### [EXERCISE DESCRIPTION]
Report back every line from the entries below in which the word "JSON" occurs.

### [EXCERPTED DATA]
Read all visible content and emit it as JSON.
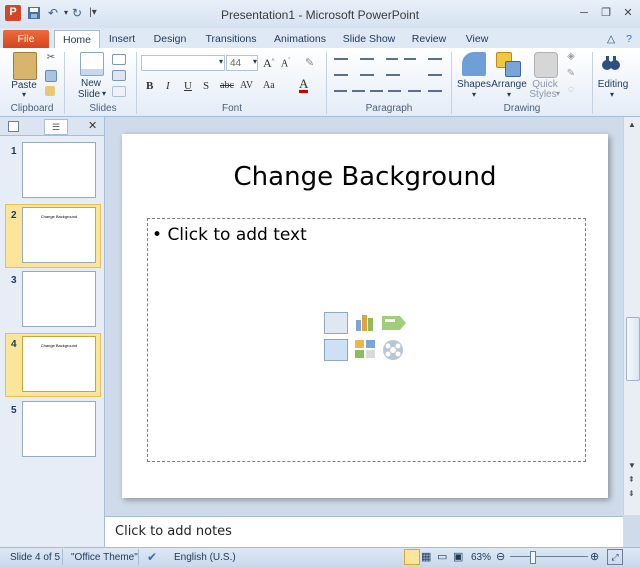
{
  "window": {
    "title": "Presentation1  -  Microsoft PowerPoint"
  },
  "tabs": [
    "File",
    "Home",
    "Insert",
    "Design",
    "Transitions",
    "Animations",
    "Slide Show",
    "Review",
    "View"
  ],
  "ribbon": {
    "clipboard": {
      "paste": "Paste",
      "group": "Clipboard"
    },
    "slides": {
      "new_slide_1": "New",
      "new_slide_2": "Slide",
      "group": "Slides"
    },
    "font": {
      "size": "44",
      "group": "Font"
    },
    "paragraph": {
      "group": "Paragraph"
    },
    "drawing": {
      "shapes": "Shapes",
      "arrange": "Arrange",
      "quick_1": "Quick",
      "quick_2": "Styles",
      "group": "Drawing"
    },
    "editing": {
      "label": "Editing"
    }
  },
  "slides_panel": {
    "thumbs": [
      {
        "num": "1",
        "title": ""
      },
      {
        "num": "2",
        "title": "Change Background"
      },
      {
        "num": "3",
        "title": ""
      },
      {
        "num": "4",
        "title": "Change Background"
      },
      {
        "num": "5",
        "title": ""
      }
    ],
    "selected_index": 4
  },
  "slide": {
    "title": "Change Background",
    "body_placeholder": "Click to add text"
  },
  "notes": {
    "placeholder": "Click to add notes"
  },
  "status": {
    "slide": "Slide 4 of 5",
    "theme": "\"Office Theme\"",
    "language": "English (U.S.)",
    "zoom": "63%"
  },
  "colors": {
    "file_tab": "#d4461d",
    "selection": "#fbe59b",
    "accent": "#1e395b"
  }
}
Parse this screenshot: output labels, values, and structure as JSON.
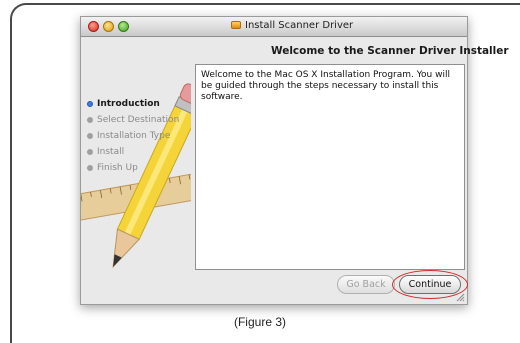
{
  "window": {
    "title": "Install Scanner Driver",
    "header": "Welcome to the Scanner Driver Installer"
  },
  "steps": [
    {
      "label": "Introduction",
      "active": true
    },
    {
      "label": "Select Destination",
      "active": false
    },
    {
      "label": "Installation Type",
      "active": false
    },
    {
      "label": "Install",
      "active": false
    },
    {
      "label": "Finish Up",
      "active": false
    }
  ],
  "content": {
    "welcome_text": "Welcome to the Mac OS X Installation Program. You will be guided through the steps necessary to install this software."
  },
  "buttons": {
    "go_back": "Go Back",
    "continue": "Continue"
  },
  "caption": "(Figure 3)",
  "colors": {
    "highlight": "#d32a2a",
    "active_step": "#3d7be0"
  },
  "icons": [
    "close-icon",
    "minimize-icon",
    "zoom-icon",
    "installer-disk-icon",
    "resize-grip-icon"
  ]
}
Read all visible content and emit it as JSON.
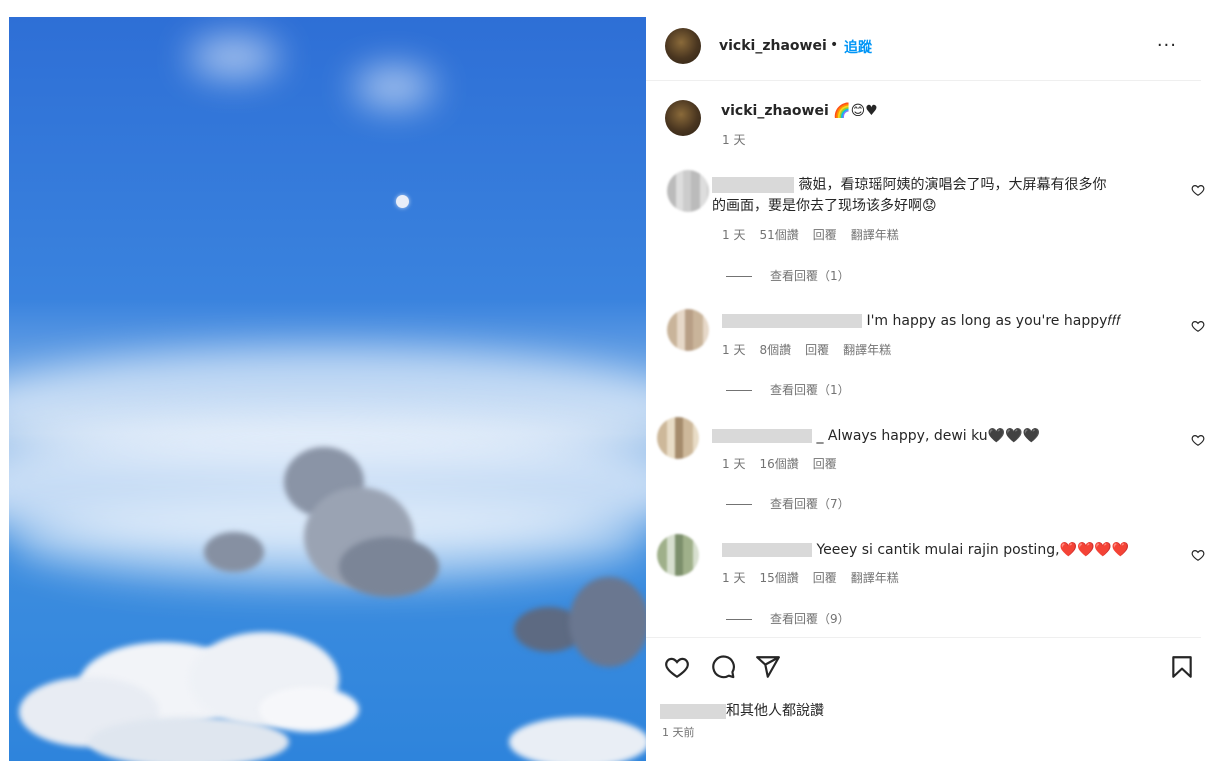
{
  "post": {
    "author": "vicki_zhaowei",
    "dot": "•",
    "follow_label": "追蹤",
    "more_label": "···",
    "caption": "🌈😊♥",
    "caption_time": "1 天"
  },
  "comments": [
    {
      "text_lines": [
        "薇姐，看琼瑶阿姨的演唱会了吗，大屏幕有很多你",
        "的画面，要是你去了现场该多好啊😟"
      ],
      "time": "1 天",
      "likes": "51個讚",
      "reply": "回覆",
      "translate": "翻譯年糕",
      "view_replies": "查看回覆（1）"
    },
    {
      "text_lines": [
        "I'm happy as long as you're happy𝑓𝑓𝑓"
      ],
      "time": "1 天",
      "likes": "8個讚",
      "reply": "回覆",
      "translate": "翻譯年糕",
      "view_replies": "查看回覆（1）"
    },
    {
      "text_lines": [
        "_ Always happy, dewi ku🖤🖤🖤"
      ],
      "time": "1 天",
      "likes": "16個讚",
      "reply": "回覆",
      "translate": "",
      "view_replies": "查看回覆（7）"
    },
    {
      "text_lines": [
        "Yeeey si cantik mulai rajin posting,❤️❤️❤️❤️"
      ],
      "time": "1 天",
      "likes": "15個讚",
      "reply": "回覆",
      "translate": "翻譯年糕",
      "view_replies": "查看回覆（9）"
    }
  ],
  "footer": {
    "likes_text": "和其他人都說讚",
    "posted_ago": "1 天前"
  },
  "icons": [
    "heart-icon",
    "comment-icon",
    "share-icon",
    "bookmark-icon",
    "more-icon"
  ]
}
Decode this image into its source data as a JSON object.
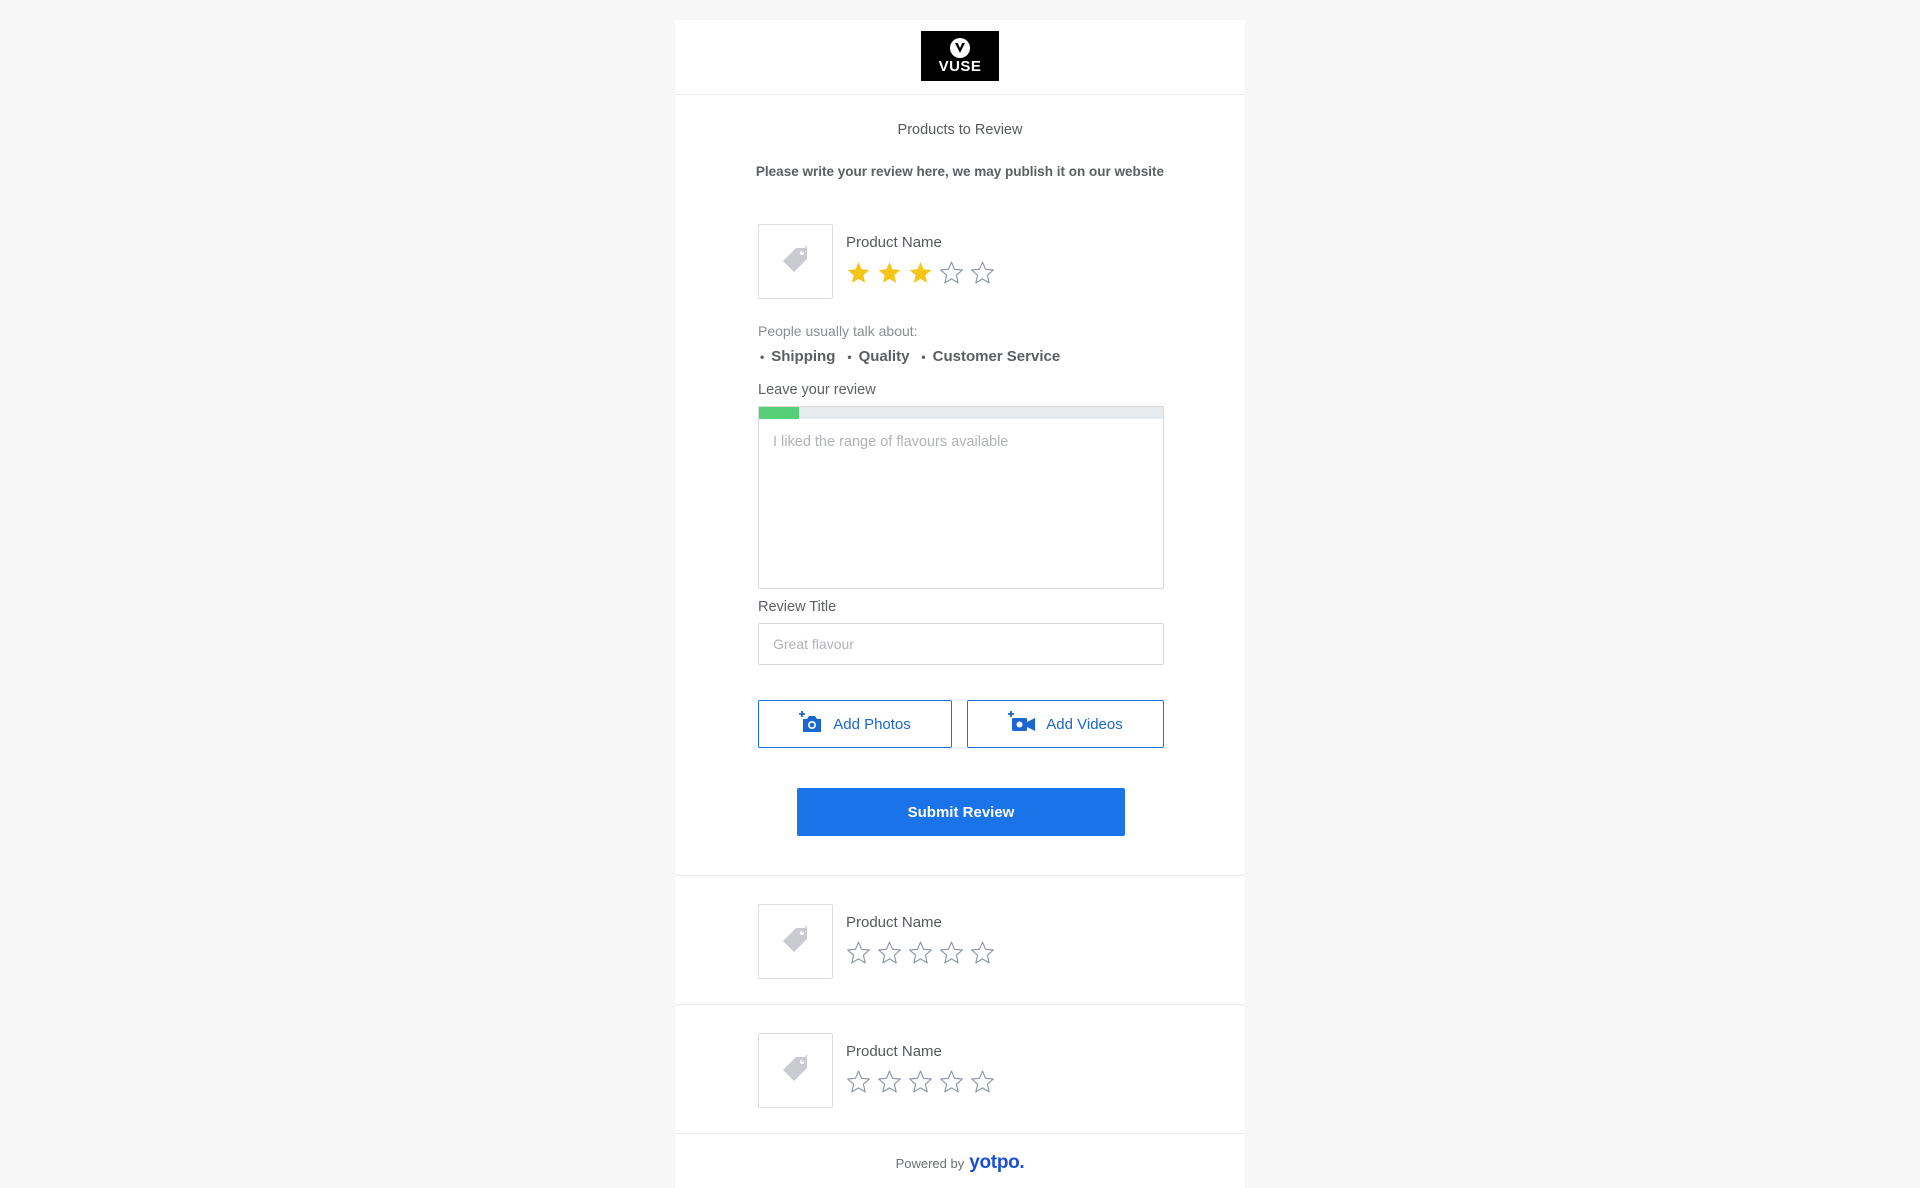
{
  "brand": {
    "logo_text": "VUSE"
  },
  "header": {
    "title": "Products to Review",
    "subtitle": "Please write your review here, we may publish it on our website"
  },
  "products": [
    {
      "name": "Product Name",
      "rating": 3,
      "max_rating": 5
    },
    {
      "name": "Product Name",
      "rating": 0,
      "max_rating": 5
    },
    {
      "name": "Product Name",
      "rating": 0,
      "max_rating": 5
    }
  ],
  "review_form": {
    "talk_label": "People usually talk about:",
    "topics": [
      "Shipping",
      "Quality",
      "Customer Service"
    ],
    "review_label": "Leave your review",
    "review_placeholder": "I liked the range of flavours available",
    "review_progress": 0.1,
    "title_label": "Review Title",
    "title_placeholder": "Great flavour",
    "add_photos_label": "Add Photos",
    "add_videos_label": "Add Videos",
    "submit_label": "Submit Review"
  },
  "footer": {
    "powered_by": "Powered by",
    "brand": "yotpo."
  },
  "colors": {
    "accent": "#1a73e8",
    "star_filled": "#f5c518",
    "star_empty": "#8e95aa",
    "progress": "#57cf78"
  }
}
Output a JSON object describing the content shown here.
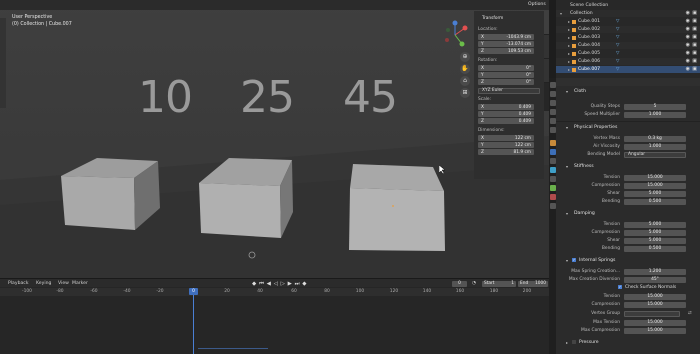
{
  "viewport": {
    "mode_title": "User Perspective",
    "context": "(0) Collection | Cube.007",
    "options_label": "Options",
    "numbers": [
      "10",
      "25",
      "45"
    ]
  },
  "npanel": {
    "tab_label": "Transform",
    "location_label": "Location:",
    "location": [
      {
        "axis": "X",
        "value": "-1043.9 cm"
      },
      {
        "axis": "Y",
        "value": "-13.074 cm"
      },
      {
        "axis": "Z",
        "value": "109.53 cm"
      }
    ],
    "rotation_label": "Rotation:",
    "rotation": [
      {
        "axis": "X",
        "value": "0°"
      },
      {
        "axis": "Y",
        "value": "0°"
      },
      {
        "axis": "Z",
        "value": "0°"
      }
    ],
    "rotation_mode": "XYZ Euler",
    "scale_label": "Scale:",
    "scale": [
      {
        "axis": "X",
        "value": "0.409"
      },
      {
        "axis": "Y",
        "value": "0.409"
      },
      {
        "axis": "Z",
        "value": "0.409"
      }
    ],
    "dimensions_label": "Dimensions:",
    "dimensions": [
      {
        "axis": "X",
        "value": "122 cm"
      },
      {
        "axis": "Y",
        "value": "122 cm"
      },
      {
        "axis": "Z",
        "value": "81.9 cm"
      }
    ]
  },
  "timeline": {
    "menus": [
      "Playback",
      "Keying",
      "View",
      "Marker"
    ],
    "current_frame": "0",
    "start_label": "Start",
    "start_value": "1",
    "end_label": "End",
    "end_value": "1000",
    "ruler": [
      "-100",
      "-80",
      "-60",
      "-40",
      "-20",
      "0",
      "20",
      "40",
      "60",
      "80",
      "100",
      "120",
      "140",
      "160",
      "180",
      "200"
    ],
    "playhead": "0"
  },
  "outliner": {
    "scene_collection": "Scene Collection",
    "collection": "Collection",
    "items": [
      "Cube.001",
      "Cube.002",
      "Cube.003",
      "Cube.004",
      "Cube.005",
      "Cube.006",
      "Cube.007"
    ]
  },
  "properties": {
    "cloth_title": "Cloth",
    "quality_steps_label": "Quality Steps",
    "quality_steps": "5",
    "speed_multiplier_label": "Speed Multiplier",
    "speed_multiplier": "1.000",
    "physical_title": "Physical Properties",
    "vertex_mass_label": "Vertex Mass",
    "vertex_mass": "0.3 kg",
    "air_viscosity_label": "Air Viscosity",
    "air_viscosity": "1.000",
    "bending_model_label": "Bending Model",
    "bending_model": "Angular",
    "stiffness_title": "Stiffness",
    "stiff_tension_label": "Tension",
    "stiff_tension": "15.000",
    "stiff_compression_label": "Compression",
    "stiff_compression": "15.000",
    "stiff_shear_label": "Shear",
    "stiff_shear": "5.000",
    "stiff_bending_label": "Bending",
    "stiff_bending": "0.500",
    "damping_title": "Damping",
    "damp_tension_label": "Tension",
    "damp_tension": "5.000",
    "damp_compression_label": "Compression",
    "damp_compression": "5.000",
    "damp_shear_label": "Shear",
    "damp_shear": "5.000",
    "damp_bending_label": "Bending",
    "damp_bending": "0.500",
    "internal_springs_title": "Internal Springs",
    "max_spring_label": "Max Spring Creation...",
    "max_spring": "1.200",
    "max_creation_diversion_label": "Max Creation Diversion",
    "max_creation_diversion": "45°",
    "check_surface_normals": "Check Surface Normals",
    "int_tension_label": "Tension",
    "int_tension": "15.000",
    "int_compression_label": "Compression",
    "int_compression": "15.000",
    "vertex_group_label": "Vertex Group",
    "max_tension_label": "Max Tension",
    "max_tension": "15.000",
    "max_compression_label": "Max Compression",
    "max_compression": "15.000",
    "pressure_title": "Pressure"
  },
  "colors": {
    "accent": "#4a7fd4",
    "object_orange": "#e89e3d",
    "mesh_cyan": "#6fb2e8"
  }
}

### [TASK RESPONSE]
Read all visible content and emit it as JSON.
Parse this screenshot: output labels, values, and structure as JSON.
Read all visible content and emit it as JSON.
Decode this image into its source data as a JSON object.
Output a JSON object describing the content shown here.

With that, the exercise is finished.